Thawing permafrost is a potentially significant source of radiative forcing feedback due to increased emissions of methane, a biogenic greenhouse gas (GHG). This study investigated changes in the microbial community along a permafrost thaw gradient at Stordalen Mire, Sweden using 16S rRNA gene amplicon and metagenomic methods. In situ measurements of geochemical parameters, including CH4 and C isotopes, enabled linkage of community dynamics to significant shifts in C balance. The thaw gradient ranged from intact at a palsa (low productivity and GHG emissions), through partially thawed in a bog (high productivity, low GHG emissions) to a completely thawed fen (high productivity and GHG emissions). Microbial assemblages in both the palsa and fen were highly diverse (in both richness and evenness), consistent with climax communities. The microbial community in the bog had distinctly lower diversity, characteristic of ecosystem disturbance. The palsa community was dominated by Acidobacteria and Proteobacteria, as is typical of a range of soils including permafrost. Methanogens dominated both the bog and fen and were most abundant within the zone of water table fluctuation. Inferring methanogens’ production pathway from phylogeny showed a shift from mostly hydrogenotrophic methanogens in the bog towards acetotrophic methanogens in the fen. This corroborated porewater and flux emitted CH4 and CO2 carbon isotopic 13C signatures of CH4 and CO2. The fen, where the highest CH4 flux was recorded, was significantly richer in methanogenic archaea. A novel archaea, Candidatus Methanoflorens stordalenmirensis, was present at up to 70% relative abundance in the bog, enabling recovery of a population genome. The genome (and associated metaproteome) of ’M. stordalenmirensis’ indicates that hydrogenotrophic methane production is its main energy conservation pathway. ’Methanoflorens’ may be an indicator species of permafrost thaw, it is globally ubiquitous, and appears a major contributor to global methane production. Our results revealed a distinct difference in the microbial community structure and membership at each site, which can be directly associated with increasing methane emission and thaw state.

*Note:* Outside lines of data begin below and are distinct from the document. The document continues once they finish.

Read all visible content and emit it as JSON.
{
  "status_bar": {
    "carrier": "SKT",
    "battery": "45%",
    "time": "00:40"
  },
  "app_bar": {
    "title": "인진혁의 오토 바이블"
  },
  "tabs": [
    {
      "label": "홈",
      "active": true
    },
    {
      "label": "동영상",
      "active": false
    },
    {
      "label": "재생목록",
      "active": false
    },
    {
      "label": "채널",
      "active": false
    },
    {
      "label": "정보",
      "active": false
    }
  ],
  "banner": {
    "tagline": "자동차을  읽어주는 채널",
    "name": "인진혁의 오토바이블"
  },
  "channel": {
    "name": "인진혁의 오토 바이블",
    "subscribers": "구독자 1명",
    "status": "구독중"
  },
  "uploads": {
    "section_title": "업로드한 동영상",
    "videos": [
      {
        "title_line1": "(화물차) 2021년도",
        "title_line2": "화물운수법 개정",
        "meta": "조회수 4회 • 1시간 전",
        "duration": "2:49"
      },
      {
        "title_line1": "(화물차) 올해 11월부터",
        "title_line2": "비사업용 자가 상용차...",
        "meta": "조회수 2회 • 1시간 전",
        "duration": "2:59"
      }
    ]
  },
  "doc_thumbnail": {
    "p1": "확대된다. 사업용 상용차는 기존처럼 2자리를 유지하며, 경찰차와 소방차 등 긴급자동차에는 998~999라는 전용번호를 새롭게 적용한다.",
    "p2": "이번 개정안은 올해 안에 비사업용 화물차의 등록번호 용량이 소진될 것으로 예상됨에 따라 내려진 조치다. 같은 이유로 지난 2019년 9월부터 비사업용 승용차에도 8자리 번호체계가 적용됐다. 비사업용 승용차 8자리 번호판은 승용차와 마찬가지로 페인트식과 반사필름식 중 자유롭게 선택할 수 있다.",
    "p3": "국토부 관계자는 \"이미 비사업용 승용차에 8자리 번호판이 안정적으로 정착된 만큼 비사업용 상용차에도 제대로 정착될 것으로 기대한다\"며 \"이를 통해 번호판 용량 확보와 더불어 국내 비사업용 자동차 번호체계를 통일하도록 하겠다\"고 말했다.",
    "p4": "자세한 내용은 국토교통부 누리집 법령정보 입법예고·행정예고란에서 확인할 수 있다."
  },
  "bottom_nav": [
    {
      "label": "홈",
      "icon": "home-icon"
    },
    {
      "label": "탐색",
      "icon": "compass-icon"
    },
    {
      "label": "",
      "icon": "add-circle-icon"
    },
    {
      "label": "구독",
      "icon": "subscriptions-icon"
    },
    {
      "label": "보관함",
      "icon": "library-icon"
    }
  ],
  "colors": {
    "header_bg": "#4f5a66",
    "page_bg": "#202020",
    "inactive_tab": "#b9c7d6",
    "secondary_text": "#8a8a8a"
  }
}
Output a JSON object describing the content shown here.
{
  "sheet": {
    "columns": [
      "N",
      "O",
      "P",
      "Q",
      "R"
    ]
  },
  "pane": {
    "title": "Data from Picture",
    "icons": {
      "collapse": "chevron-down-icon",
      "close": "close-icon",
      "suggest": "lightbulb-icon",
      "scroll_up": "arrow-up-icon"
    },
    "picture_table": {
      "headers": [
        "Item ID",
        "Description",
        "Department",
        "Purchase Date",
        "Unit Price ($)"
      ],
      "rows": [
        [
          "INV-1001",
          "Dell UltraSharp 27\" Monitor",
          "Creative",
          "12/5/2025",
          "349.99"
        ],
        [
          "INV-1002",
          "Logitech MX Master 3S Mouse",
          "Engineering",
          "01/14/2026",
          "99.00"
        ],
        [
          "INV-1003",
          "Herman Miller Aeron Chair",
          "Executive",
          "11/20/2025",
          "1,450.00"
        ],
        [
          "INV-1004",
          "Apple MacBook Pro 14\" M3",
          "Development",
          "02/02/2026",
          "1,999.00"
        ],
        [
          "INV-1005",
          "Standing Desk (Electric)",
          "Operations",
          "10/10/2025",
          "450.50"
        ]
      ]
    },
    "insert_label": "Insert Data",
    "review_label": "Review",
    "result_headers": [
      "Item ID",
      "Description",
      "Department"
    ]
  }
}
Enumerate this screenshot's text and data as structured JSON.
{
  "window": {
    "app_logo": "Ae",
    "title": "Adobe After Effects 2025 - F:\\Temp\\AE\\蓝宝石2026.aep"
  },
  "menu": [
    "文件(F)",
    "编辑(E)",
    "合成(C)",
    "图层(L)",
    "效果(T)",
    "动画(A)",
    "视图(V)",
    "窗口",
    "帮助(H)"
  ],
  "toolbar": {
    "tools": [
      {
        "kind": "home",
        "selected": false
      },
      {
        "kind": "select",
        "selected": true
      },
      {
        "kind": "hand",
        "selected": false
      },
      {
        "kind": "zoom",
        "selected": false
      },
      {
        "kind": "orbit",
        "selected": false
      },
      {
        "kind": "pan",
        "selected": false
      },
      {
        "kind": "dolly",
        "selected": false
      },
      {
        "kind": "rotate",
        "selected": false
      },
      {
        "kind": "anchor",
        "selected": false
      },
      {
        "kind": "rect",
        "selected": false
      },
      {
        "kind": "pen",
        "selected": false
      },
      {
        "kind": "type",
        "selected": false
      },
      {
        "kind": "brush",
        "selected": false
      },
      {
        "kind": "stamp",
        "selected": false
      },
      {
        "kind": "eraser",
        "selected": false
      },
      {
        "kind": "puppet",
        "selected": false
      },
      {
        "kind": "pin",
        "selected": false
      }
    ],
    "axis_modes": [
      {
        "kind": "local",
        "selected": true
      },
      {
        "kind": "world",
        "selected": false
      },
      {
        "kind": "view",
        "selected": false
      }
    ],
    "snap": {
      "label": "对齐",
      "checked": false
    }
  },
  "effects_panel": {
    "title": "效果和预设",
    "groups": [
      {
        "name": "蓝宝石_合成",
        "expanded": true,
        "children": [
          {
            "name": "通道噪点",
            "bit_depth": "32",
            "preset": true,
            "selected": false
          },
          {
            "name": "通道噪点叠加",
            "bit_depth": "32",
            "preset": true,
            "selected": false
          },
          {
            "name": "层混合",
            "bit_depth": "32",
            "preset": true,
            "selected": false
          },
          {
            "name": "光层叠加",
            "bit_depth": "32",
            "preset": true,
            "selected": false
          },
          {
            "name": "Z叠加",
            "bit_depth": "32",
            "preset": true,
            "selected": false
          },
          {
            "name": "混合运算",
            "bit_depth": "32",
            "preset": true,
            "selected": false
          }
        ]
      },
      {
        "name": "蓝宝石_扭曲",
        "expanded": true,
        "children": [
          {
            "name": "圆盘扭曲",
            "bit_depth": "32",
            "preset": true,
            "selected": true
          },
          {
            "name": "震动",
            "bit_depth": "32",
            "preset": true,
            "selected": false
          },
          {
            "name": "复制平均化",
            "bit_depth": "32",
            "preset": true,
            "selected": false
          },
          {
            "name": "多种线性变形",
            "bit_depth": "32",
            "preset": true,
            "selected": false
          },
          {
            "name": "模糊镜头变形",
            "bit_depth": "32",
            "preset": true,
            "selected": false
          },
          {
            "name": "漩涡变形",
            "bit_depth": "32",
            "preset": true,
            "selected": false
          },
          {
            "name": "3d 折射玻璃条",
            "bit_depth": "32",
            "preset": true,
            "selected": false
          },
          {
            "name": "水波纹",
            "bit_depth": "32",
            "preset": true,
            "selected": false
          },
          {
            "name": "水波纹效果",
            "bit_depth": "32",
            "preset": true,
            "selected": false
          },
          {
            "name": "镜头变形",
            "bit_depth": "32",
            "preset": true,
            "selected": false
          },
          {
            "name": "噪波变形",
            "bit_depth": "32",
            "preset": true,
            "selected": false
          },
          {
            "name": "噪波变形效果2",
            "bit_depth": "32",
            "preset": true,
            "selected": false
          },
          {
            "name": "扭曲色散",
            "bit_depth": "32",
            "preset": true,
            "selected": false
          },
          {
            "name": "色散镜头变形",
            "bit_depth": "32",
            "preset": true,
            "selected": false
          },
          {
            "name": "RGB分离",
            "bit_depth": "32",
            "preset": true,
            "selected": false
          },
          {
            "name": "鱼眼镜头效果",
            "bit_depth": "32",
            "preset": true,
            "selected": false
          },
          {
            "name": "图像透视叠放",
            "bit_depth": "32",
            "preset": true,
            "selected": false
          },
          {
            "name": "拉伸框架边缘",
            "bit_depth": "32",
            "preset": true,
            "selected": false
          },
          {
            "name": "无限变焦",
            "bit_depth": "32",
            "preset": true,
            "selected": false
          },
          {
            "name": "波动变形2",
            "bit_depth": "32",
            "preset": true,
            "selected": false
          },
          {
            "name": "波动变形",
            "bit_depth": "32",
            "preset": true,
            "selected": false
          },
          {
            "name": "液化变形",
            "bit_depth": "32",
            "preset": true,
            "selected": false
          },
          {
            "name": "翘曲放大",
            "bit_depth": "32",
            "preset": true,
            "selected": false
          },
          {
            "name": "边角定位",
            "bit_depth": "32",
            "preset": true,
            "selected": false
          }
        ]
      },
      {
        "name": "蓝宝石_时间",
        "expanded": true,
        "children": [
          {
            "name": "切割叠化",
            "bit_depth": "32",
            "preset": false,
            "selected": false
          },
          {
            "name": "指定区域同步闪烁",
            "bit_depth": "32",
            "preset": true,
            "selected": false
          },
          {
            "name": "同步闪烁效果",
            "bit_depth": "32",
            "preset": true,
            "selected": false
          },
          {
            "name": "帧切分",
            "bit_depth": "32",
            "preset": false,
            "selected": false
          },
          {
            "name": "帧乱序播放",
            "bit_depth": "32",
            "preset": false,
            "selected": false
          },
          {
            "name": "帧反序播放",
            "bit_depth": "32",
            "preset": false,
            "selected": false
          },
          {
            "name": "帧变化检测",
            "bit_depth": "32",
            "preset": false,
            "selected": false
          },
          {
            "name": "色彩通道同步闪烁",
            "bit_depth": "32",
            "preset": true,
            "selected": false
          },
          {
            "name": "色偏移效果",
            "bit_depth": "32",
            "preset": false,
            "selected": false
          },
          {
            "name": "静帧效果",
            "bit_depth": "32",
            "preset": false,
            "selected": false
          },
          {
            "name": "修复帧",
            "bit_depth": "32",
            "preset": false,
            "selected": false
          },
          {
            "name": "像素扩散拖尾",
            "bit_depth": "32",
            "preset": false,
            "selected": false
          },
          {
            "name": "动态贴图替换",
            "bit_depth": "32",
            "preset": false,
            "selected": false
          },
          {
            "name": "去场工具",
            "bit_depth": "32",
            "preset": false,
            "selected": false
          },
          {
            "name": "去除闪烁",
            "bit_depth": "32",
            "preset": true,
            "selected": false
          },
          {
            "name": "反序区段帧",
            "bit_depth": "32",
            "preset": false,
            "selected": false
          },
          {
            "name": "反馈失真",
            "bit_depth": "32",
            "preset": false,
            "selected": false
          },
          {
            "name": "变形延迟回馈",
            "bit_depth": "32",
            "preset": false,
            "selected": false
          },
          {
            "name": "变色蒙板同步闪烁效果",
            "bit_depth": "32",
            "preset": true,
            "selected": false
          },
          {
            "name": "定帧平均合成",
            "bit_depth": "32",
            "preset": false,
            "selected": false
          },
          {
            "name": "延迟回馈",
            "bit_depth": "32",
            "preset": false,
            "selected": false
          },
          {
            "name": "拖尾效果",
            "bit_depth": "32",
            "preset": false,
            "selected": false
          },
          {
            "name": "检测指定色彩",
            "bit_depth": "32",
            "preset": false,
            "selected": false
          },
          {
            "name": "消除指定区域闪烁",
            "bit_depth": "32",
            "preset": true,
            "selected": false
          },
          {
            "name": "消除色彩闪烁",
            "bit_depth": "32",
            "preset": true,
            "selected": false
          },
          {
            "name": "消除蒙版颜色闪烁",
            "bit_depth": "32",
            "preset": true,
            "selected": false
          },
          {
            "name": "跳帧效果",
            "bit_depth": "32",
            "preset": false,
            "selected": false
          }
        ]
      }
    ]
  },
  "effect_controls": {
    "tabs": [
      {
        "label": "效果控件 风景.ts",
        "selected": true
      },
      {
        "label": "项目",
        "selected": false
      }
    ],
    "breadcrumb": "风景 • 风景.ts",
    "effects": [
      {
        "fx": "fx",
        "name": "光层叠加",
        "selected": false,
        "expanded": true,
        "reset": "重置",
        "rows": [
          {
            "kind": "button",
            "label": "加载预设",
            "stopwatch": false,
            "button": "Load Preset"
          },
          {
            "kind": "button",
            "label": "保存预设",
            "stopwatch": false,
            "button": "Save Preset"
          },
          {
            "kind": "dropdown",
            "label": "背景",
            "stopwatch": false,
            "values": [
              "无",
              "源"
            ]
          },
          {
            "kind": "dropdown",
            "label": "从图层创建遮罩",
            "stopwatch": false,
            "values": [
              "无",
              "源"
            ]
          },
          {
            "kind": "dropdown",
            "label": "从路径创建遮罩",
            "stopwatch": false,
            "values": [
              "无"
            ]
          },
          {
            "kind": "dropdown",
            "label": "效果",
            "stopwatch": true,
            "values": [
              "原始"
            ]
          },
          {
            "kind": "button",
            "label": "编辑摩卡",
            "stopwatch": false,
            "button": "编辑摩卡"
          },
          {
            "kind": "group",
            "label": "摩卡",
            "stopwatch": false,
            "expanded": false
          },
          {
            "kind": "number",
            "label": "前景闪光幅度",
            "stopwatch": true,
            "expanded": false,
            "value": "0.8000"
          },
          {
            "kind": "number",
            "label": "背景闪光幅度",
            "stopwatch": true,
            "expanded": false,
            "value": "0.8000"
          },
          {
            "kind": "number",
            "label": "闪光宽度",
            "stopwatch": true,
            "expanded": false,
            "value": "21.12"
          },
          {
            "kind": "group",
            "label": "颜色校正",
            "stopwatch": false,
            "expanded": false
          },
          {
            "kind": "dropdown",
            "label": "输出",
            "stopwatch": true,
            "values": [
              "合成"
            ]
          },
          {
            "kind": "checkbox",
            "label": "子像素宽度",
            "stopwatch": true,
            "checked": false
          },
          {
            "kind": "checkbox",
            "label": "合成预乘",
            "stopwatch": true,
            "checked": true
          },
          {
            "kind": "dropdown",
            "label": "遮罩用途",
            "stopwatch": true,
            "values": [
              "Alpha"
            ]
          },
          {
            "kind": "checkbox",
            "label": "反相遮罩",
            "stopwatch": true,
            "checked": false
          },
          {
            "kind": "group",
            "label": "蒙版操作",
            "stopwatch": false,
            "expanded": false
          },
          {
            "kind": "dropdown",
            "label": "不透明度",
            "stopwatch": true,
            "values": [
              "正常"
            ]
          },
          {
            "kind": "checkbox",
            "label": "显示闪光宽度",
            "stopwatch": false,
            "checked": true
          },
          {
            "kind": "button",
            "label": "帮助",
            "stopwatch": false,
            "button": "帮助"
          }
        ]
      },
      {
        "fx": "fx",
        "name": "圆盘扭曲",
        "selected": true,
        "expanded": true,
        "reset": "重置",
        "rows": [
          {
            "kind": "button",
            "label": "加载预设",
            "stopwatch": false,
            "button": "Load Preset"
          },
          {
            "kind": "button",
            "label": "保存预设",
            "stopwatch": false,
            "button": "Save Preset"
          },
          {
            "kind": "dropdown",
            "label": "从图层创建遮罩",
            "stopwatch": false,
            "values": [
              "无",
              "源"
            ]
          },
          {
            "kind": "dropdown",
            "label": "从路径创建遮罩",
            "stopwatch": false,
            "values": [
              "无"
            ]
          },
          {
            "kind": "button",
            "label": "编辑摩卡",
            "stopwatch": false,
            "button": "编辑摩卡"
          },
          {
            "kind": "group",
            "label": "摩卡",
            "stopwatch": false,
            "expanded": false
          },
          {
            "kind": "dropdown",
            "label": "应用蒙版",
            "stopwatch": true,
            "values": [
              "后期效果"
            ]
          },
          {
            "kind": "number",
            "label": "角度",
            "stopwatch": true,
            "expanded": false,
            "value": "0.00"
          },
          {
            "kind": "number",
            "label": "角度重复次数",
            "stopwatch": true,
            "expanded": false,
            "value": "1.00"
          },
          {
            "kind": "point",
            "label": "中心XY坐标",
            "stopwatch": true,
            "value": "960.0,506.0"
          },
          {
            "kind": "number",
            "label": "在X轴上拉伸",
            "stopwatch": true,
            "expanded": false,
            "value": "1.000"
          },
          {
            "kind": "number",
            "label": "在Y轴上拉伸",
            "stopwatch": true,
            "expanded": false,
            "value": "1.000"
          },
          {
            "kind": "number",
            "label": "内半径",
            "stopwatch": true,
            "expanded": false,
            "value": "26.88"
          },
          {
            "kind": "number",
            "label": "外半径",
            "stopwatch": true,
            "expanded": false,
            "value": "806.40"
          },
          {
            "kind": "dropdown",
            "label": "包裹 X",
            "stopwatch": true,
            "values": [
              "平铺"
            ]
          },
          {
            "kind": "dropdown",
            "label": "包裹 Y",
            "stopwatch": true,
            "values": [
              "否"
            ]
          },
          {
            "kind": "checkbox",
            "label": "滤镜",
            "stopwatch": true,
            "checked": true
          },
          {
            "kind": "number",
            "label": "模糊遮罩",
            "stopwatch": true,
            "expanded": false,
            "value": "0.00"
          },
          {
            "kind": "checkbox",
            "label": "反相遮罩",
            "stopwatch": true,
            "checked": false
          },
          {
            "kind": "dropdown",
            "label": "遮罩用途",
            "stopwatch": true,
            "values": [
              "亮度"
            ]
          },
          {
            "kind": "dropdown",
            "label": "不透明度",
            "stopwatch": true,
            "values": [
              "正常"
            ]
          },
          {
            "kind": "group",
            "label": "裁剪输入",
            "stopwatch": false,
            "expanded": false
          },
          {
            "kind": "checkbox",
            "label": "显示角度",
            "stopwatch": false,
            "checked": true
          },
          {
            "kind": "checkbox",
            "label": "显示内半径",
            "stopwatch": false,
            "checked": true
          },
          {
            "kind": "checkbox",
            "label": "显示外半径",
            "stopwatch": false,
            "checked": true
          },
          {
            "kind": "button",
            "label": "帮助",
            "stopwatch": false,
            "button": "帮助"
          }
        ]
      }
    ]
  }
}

Earth Sciences, Earth Systems Research Center
Geophysical Research Abstracts
European Geosciences Union
Mondav R, CK McCalley, SB Hodgkins, VI Rich, S Saleska, S Frolking, JP Chanton, PM Crill. 2014. In situ permafrost thaw due to climate change drives holistic microbial community shifts with implications for methane cycling, European Geophysical Union, Vienna.
© Author(s) 2014. CC Attribution 3.0 License